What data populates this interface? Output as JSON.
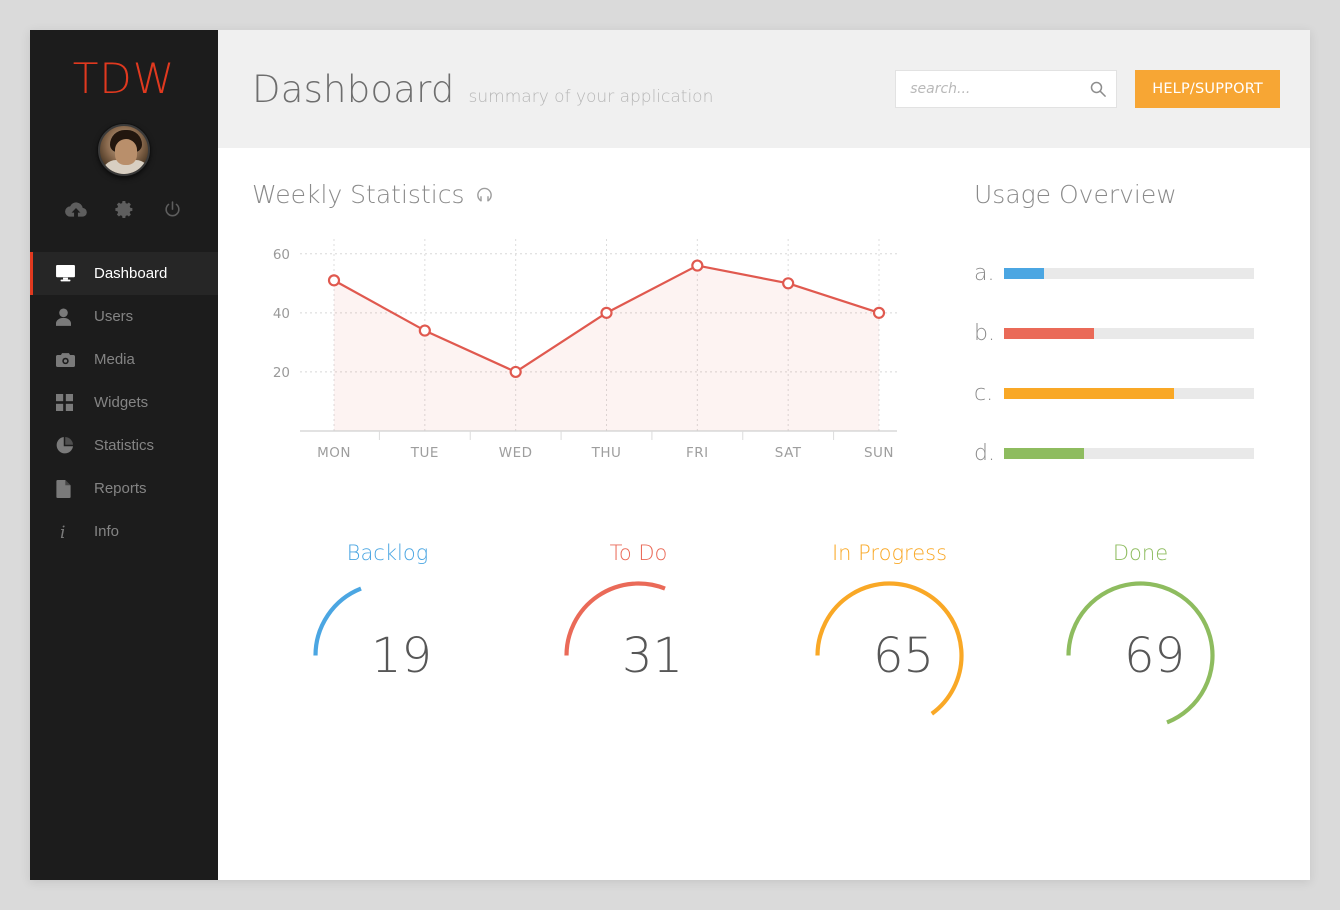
{
  "brand": {
    "logo_text": "TDW"
  },
  "sidebar": {
    "quick_icons": [
      {
        "name": "cloud-upload-icon",
        "label": "cloud-upload"
      },
      {
        "name": "gear-icon",
        "label": "settings"
      },
      {
        "name": "power-icon",
        "label": "power"
      }
    ],
    "items": [
      {
        "label": "Dashboard",
        "icon": "monitor-icon",
        "active": true
      },
      {
        "label": "Users",
        "icon": "user-icon",
        "active": false
      },
      {
        "label": "Media",
        "icon": "camera-icon",
        "active": false
      },
      {
        "label": "Widgets",
        "icon": "grid-icon",
        "active": false
      },
      {
        "label": "Statistics",
        "icon": "pie-chart-icon",
        "active": false
      },
      {
        "label": "Reports",
        "icon": "document-icon",
        "active": false
      },
      {
        "label": "Info",
        "icon": "info-icon",
        "active": false
      }
    ]
  },
  "header": {
    "title": "Dashboard",
    "subtitle": "summary of your application",
    "search_placeholder": "search...",
    "search_value": "",
    "help_button": "HELP/SUPPORT"
  },
  "weekly": {
    "title": "Weekly Statistics",
    "refresh_icon": "refresh-icon"
  },
  "usage": {
    "title": "Usage Overview",
    "rows": [
      {
        "label": "a.",
        "percent": 16,
        "color": "#4ba6e2"
      },
      {
        "label": "b.",
        "percent": 36,
        "color": "#ea6a58"
      },
      {
        "label": "c.",
        "percent": 68,
        "color": "#f9a826"
      },
      {
        "label": "d.",
        "percent": 32,
        "color": "#8ebc5f"
      }
    ]
  },
  "gauges": [
    {
      "label": "Backlog",
      "value": 19,
      "color": "#4ba6e2"
    },
    {
      "label": "To Do",
      "value": 31,
      "color": "#ea6a58"
    },
    {
      "label": "In Progress",
      "value": 65,
      "color": "#f9a826"
    },
    {
      "label": "Done",
      "value": 69,
      "color": "#8ebc5f"
    }
  ],
  "colors": {
    "accent_red": "#e0391f",
    "orange": "#f7a634",
    "blue": "#4ba6e2",
    "red": "#ea6a58",
    "green": "#8ebc5f",
    "sidebar_bg": "#1c1c1c",
    "page_bg": "#dadada"
  },
  "chart_data": {
    "type": "line",
    "title": "Weekly Statistics",
    "categories": [
      "MON",
      "TUE",
      "WED",
      "THU",
      "FRI",
      "SAT",
      "SUN"
    ],
    "values": [
      51,
      34,
      20,
      40,
      56,
      50,
      40
    ],
    "yticks": [
      20,
      40,
      60
    ],
    "ylim": [
      0,
      65
    ],
    "xlabel": "",
    "ylabel": "",
    "grid": true,
    "legend": "none",
    "line_color": "#e0594f",
    "fill_color": "rgba(232,89,79,0.08)",
    "marker": "open-circle"
  }
}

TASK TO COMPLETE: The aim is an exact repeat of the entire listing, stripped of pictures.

ANSWER:
What data populates this interface? Output as JSON.
{
  "brand": {
    "logo_text": "TDW"
  },
  "sidebar": {
    "quick_icons": [
      {
        "name": "cloud-upload-icon",
        "label": "cloud-upload"
      },
      {
        "name": "gear-icon",
        "label": "settings"
      },
      {
        "name": "power-icon",
        "label": "power"
      }
    ],
    "items": [
      {
        "label": "Dashboard",
        "icon": "monitor-icon",
        "active": true
      },
      {
        "label": "Users",
        "icon": "user-icon",
        "active": false
      },
      {
        "label": "Media",
        "icon": "camera-icon",
        "active": false
      },
      {
        "label": "Widgets",
        "icon": "grid-icon",
        "active": false
      },
      {
        "label": "Statistics",
        "icon": "pie-chart-icon",
        "active": false
      },
      {
        "label": "Reports",
        "icon": "document-icon",
        "active": false
      },
      {
        "label": "Info",
        "icon": "info-icon",
        "active": false
      }
    ]
  },
  "header": {
    "title": "Dashboard",
    "subtitle": "summary of your application",
    "search_placeholder": "search...",
    "search_value": "",
    "help_button": "HELP/SUPPORT"
  },
  "weekly": {
    "title": "Weekly Statistics",
    "refresh_icon": "refresh-icon"
  },
  "usage": {
    "title": "Usage Overview",
    "rows": [
      {
        "label": "a.",
        "percent": 16,
        "color": "#4ba6e2"
      },
      {
        "label": "b.",
        "percent": 36,
        "color": "#ea6a58"
      },
      {
        "label": "c.",
        "percent": 68,
        "color": "#f9a826"
      },
      {
        "label": "d.",
        "percent": 32,
        "color": "#8ebc5f"
      }
    ]
  },
  "gauges": [
    {
      "label": "Backlog",
      "value": 19,
      "color": "#4ba6e2"
    },
    {
      "label": "To Do",
      "value": 31,
      "color": "#ea6a58"
    },
    {
      "label": "In Progress",
      "value": 65,
      "color": "#f9a826"
    },
    {
      "label": "Done",
      "value": 69,
      "color": "#8ebc5f"
    }
  ],
  "colors": {
    "accent_red": "#e0391f",
    "orange": "#f7a634",
    "blue": "#4ba6e2",
    "red": "#ea6a58",
    "green": "#8ebc5f",
    "sidebar_bg": "#1c1c1c",
    "page_bg": "#dadada"
  },
  "chart_data": {
    "type": "line",
    "title": "Weekly Statistics",
    "categories": [
      "MON",
      "TUE",
      "WED",
      "THU",
      "FRI",
      "SAT",
      "SUN"
    ],
    "values": [
      51,
      34,
      20,
      40,
      56,
      50,
      40
    ],
    "yticks": [
      20,
      40,
      60
    ],
    "ylim": [
      0,
      65
    ],
    "xlabel": "",
    "ylabel": "",
    "grid": true,
    "legend": "none",
    "line_color": "#e0594f",
    "fill_color": "rgba(232,89,79,0.08)",
    "marker": "open-circle"
  }
}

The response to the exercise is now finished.